“Placing the Hate Ends Now cattle car in the capital of the free world during a time of alarming increase in antisemitism globally sends a powerful message, reminding us of what happens when hate is allowed to go unchecked,” said Todd Cohn, CEO of Hate Ends Now. “People of all ages have a visceral reaction when they step foot in the Cattle Car and when it seemingly comes to life with the voices, pictures and stories of this dark era.”


Annie Liebovitz smiles
Sean Zanni/Patrick McMullen via Getty Images

Chairman and CEO of Hertz until a few months ago, following 30 years at Goldman Sachs, Stephen Scherr
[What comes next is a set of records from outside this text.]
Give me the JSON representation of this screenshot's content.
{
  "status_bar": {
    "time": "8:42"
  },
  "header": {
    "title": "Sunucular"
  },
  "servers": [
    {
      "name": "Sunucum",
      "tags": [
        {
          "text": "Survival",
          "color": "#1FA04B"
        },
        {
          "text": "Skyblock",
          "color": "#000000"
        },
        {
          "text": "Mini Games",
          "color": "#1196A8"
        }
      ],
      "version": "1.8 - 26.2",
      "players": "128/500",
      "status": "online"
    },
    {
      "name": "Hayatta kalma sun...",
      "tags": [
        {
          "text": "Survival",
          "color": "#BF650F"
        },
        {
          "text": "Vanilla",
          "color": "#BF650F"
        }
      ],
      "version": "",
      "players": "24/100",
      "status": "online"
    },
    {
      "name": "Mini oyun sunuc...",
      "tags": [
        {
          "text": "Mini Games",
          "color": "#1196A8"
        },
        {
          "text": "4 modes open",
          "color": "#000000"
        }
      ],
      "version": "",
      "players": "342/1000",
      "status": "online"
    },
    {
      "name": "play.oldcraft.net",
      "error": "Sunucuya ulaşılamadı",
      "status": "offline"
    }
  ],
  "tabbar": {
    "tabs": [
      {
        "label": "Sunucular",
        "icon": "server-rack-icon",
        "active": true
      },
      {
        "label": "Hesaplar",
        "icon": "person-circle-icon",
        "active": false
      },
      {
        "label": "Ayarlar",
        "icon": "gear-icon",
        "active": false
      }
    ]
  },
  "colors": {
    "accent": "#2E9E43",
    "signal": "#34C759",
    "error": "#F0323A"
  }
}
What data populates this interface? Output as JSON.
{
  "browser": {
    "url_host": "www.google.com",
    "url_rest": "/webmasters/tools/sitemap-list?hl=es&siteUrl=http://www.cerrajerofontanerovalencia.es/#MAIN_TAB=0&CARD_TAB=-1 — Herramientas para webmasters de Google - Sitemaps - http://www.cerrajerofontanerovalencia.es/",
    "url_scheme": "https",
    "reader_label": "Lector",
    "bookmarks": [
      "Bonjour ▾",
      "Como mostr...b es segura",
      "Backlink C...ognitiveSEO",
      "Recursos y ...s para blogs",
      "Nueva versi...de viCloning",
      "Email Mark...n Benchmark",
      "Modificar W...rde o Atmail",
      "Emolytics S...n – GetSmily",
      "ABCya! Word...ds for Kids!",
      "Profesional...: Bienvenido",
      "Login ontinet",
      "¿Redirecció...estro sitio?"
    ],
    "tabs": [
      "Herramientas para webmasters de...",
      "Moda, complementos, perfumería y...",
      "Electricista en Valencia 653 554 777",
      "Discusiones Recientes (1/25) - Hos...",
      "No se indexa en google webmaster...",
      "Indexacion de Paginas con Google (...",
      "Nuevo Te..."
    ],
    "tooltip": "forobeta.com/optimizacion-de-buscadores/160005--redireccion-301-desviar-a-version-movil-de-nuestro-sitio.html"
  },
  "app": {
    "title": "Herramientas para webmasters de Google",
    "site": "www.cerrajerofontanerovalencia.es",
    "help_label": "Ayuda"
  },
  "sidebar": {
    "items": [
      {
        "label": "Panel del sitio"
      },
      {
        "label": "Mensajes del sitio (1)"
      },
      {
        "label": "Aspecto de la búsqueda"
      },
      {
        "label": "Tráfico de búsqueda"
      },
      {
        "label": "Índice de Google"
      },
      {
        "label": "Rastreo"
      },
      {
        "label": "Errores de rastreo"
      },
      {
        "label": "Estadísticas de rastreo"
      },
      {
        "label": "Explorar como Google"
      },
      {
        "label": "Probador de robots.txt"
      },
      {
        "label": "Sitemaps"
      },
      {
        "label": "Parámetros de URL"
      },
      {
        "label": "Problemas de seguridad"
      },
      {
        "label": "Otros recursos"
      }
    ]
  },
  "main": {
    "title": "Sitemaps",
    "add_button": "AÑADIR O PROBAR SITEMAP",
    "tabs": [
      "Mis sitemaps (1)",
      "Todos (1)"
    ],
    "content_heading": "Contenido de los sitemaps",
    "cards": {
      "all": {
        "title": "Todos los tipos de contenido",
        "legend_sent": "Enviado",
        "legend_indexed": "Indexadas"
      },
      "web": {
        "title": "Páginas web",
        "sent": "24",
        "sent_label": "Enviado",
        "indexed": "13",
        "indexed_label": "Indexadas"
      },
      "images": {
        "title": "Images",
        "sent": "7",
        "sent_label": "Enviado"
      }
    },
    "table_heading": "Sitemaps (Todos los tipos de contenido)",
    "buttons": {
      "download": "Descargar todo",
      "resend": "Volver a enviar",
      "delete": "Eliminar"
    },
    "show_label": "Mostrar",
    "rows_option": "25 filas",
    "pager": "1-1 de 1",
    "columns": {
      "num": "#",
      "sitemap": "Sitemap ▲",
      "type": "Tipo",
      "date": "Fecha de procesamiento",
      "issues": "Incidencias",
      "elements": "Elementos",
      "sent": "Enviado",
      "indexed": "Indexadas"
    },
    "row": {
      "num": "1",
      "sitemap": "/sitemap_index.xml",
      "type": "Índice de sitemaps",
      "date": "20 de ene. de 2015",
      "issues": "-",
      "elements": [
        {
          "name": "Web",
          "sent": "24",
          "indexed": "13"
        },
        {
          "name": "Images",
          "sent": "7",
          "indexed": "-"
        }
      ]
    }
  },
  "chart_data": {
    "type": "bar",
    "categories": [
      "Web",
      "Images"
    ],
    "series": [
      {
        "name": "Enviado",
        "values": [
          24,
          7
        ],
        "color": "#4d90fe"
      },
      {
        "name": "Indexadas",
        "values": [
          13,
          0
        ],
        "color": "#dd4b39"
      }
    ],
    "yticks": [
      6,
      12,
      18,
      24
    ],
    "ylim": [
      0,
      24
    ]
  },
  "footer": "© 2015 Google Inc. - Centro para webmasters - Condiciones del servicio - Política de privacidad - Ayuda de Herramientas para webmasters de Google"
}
Member of the New York State Assembly from 1993 to 2022, Sandra R. “Sandy” Galef… Senior member of the Mobile, Ala., law firm of Silver, Voit & Thompson, Irving Silver… Napa, Calif.-based media executive and podcast host, Jeffrey Schechtman… Theatrical producer at Press the Button Productions in Monterey, Calif., Jane J. Press… Former member of the Knesset for the Shas party, Rabbi Meshulam Nahari… Former deputy secretary of state, deputy national security advisor, currently the dean of Johns Hopkins SAIS, James Braidy “Jim” Steinberg… Director of films including “Fast Times at Ridgemont High,” “National Lampoon’s European Vacation,” “Look Who’s Talking” and “Clueless,” Amy Heckerling… Interim president of Harvard University, Alan Michael Garber… Professional poker player and hedge fund manager, Daniel Shak… CEO of Rationalwave Capital Partners, Mark Rosenblatt… Emmy Award-winning film, television and music video director, Adam Bernstein… Mexican actor best known for his work in telenovelas and the stage, Ari Telch… Founder of JewBelong, Archie Gottesman… Former member of the Virginia House of Delegates, Mark H. Levine… CEO of the American Jewish Committee, he was previously a member of Congress for 12 years, Ted Deutch… Senior adviser to House Democratic Whip Rep. Katherine Clark (D-MA-5), Keith Stern… Former member of the Knesset who served as interior minister and justice minister, she now chairs Kardan Real Estate Group, Ayelet Shaked… AIPAC national board member and the regional political chair for AIPAC’s Northeast Region, Yana J. Lukeman… VP of sales at Harvey, Robert Warren Saliterman… Head of school at Manhattan Day School, Dr. Pesha C. Kletenik… Social entrepreneur, winemaker and CEO of Napa Valley’s OneHope, Jake Kloberdanz… Director of strategic initiatives for the Port of Los Angeles, Arthur L. Mandel… CEO of Austin-based Harris Media, Vincent Robert Harris… Las Vegas-based fashion blogger, DJ and writer known as Bebe Zeva, Rebeccah Zeva Hershkovitz… Film and television actress, Dylan Nicole Gelula… Actor and singer, Andrew Barth Feldman